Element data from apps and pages
■ ■ ■ ■ ■ ■ ■
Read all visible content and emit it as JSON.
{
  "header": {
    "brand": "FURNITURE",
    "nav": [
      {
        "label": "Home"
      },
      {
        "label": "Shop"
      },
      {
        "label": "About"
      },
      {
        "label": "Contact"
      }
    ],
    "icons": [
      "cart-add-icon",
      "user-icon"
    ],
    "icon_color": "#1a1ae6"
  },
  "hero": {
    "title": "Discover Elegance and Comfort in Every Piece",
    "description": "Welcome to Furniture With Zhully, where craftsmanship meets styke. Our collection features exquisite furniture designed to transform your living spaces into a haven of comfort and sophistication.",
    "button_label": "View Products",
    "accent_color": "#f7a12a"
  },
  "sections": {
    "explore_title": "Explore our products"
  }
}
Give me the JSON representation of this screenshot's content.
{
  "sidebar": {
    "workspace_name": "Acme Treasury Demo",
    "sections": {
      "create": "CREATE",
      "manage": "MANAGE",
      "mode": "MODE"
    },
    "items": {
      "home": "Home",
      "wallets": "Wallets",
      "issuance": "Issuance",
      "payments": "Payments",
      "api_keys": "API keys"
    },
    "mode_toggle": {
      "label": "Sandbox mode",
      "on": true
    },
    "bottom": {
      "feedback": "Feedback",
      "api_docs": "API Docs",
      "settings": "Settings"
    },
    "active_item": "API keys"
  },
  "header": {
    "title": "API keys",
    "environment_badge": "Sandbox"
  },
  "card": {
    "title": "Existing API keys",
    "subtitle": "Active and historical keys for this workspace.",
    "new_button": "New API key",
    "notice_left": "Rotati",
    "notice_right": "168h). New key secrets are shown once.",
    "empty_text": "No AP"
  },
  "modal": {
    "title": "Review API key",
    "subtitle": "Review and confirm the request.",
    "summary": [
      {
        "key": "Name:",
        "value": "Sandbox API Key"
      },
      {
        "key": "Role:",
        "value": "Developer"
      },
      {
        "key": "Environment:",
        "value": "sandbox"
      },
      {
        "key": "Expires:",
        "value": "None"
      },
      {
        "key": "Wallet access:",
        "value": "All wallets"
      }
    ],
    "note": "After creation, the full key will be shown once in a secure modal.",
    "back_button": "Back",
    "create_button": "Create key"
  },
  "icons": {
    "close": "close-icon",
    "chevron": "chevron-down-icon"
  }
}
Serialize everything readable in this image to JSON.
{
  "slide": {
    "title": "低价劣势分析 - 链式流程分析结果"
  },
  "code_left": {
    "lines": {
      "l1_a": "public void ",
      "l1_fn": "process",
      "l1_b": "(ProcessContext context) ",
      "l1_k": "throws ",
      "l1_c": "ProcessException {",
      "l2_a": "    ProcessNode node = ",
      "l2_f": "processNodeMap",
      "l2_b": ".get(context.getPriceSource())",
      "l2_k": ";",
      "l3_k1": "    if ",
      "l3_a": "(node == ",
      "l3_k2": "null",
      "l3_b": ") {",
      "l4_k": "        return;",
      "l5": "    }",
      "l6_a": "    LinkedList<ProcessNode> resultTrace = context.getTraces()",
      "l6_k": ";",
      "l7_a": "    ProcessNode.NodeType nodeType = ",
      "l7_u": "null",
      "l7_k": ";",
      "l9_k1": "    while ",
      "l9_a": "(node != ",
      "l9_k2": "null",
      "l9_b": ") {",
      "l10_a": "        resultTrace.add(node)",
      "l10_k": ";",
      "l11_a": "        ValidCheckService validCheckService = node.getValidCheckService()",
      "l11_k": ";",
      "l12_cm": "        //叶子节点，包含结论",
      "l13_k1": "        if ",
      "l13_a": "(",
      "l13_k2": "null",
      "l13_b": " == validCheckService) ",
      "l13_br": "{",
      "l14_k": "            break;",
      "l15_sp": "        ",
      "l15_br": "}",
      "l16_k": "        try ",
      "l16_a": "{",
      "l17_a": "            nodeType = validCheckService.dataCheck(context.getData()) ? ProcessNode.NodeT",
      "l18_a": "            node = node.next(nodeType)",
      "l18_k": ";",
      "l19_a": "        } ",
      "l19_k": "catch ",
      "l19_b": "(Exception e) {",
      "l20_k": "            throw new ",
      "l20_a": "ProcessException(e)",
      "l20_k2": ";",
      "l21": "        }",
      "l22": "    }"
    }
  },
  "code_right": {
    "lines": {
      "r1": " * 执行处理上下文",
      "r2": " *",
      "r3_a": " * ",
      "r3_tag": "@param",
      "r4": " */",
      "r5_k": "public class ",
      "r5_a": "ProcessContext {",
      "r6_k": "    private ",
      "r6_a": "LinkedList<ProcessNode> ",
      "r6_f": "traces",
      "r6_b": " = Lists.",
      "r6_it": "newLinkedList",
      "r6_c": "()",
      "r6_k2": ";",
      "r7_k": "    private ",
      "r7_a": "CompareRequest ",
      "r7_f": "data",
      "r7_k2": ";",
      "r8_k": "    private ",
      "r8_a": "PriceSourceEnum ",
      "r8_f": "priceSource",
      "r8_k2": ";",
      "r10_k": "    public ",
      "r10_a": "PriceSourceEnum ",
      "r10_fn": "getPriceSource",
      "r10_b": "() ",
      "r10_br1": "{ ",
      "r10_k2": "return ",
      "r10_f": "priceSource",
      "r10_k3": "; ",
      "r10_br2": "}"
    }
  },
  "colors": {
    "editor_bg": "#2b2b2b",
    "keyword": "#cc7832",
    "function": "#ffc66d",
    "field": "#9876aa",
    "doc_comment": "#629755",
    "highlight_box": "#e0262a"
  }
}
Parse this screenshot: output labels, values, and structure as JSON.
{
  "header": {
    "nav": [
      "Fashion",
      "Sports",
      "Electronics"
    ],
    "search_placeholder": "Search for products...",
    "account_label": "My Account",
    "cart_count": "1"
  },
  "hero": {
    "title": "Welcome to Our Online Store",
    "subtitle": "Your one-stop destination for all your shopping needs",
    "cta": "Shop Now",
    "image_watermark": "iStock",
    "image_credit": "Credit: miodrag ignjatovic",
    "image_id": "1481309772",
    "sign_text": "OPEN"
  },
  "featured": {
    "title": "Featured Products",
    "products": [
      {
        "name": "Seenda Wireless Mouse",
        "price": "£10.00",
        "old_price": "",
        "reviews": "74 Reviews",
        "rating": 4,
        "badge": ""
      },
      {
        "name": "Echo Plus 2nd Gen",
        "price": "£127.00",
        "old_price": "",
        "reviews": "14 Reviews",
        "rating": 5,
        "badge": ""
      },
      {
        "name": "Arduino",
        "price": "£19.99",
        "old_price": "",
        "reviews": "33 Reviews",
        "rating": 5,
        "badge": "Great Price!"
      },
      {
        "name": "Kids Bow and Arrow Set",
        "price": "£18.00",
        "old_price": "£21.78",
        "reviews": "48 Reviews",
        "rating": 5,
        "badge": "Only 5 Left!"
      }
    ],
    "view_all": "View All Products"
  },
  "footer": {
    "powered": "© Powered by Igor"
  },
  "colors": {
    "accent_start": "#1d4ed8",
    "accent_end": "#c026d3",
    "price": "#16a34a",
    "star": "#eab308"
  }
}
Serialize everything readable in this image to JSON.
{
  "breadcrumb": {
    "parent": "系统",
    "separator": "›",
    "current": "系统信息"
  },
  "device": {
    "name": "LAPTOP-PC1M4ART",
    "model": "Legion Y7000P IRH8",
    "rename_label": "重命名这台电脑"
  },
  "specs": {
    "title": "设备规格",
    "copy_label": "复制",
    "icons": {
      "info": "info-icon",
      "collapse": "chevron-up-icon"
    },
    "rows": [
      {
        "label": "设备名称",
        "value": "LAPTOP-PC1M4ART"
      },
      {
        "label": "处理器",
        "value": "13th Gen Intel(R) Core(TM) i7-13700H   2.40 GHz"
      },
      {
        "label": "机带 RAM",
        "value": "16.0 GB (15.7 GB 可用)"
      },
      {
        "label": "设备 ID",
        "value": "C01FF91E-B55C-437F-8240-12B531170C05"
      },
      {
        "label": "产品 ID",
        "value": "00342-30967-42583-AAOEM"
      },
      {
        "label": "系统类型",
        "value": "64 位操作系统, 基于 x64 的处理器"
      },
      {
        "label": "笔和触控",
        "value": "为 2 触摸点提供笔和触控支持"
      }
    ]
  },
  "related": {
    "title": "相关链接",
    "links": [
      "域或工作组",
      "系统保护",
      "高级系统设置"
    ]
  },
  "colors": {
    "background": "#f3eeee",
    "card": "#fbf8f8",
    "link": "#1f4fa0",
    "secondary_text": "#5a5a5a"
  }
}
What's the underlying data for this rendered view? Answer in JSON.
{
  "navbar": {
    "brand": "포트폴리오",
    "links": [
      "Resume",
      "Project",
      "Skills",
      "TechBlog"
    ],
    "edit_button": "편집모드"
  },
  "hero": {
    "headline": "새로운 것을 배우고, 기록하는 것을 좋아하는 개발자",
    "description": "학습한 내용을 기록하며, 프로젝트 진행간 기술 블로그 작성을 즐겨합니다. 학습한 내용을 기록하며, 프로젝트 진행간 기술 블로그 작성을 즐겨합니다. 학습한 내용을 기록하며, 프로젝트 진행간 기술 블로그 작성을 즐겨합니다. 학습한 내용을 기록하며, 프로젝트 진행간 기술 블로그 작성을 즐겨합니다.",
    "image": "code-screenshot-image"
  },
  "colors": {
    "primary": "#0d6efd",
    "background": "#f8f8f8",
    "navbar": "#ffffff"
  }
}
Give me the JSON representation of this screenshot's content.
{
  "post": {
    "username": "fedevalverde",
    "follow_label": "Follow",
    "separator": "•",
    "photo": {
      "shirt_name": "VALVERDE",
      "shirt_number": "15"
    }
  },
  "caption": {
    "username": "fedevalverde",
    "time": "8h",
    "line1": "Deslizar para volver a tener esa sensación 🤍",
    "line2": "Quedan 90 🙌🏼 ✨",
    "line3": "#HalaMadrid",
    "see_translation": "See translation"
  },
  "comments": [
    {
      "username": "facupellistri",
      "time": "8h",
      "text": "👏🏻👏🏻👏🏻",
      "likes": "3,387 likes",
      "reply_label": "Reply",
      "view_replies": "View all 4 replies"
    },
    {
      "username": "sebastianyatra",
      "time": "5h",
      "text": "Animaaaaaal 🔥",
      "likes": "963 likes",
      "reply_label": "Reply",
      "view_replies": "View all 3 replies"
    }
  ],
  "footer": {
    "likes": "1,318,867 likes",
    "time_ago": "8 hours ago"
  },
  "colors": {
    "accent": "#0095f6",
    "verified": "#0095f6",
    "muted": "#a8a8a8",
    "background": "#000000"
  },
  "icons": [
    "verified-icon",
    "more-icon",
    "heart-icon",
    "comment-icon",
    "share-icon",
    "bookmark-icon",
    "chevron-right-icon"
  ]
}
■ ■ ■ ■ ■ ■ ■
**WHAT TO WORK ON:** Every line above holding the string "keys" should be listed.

**SOLUTION FOR THIS TASK:**
      "api_keys": "API keys"
    "active_item": "API keys"
    "title": "API keys",
    "title": "Existing API keys",
    "subtitle": "Active and historical keys for this workspace.",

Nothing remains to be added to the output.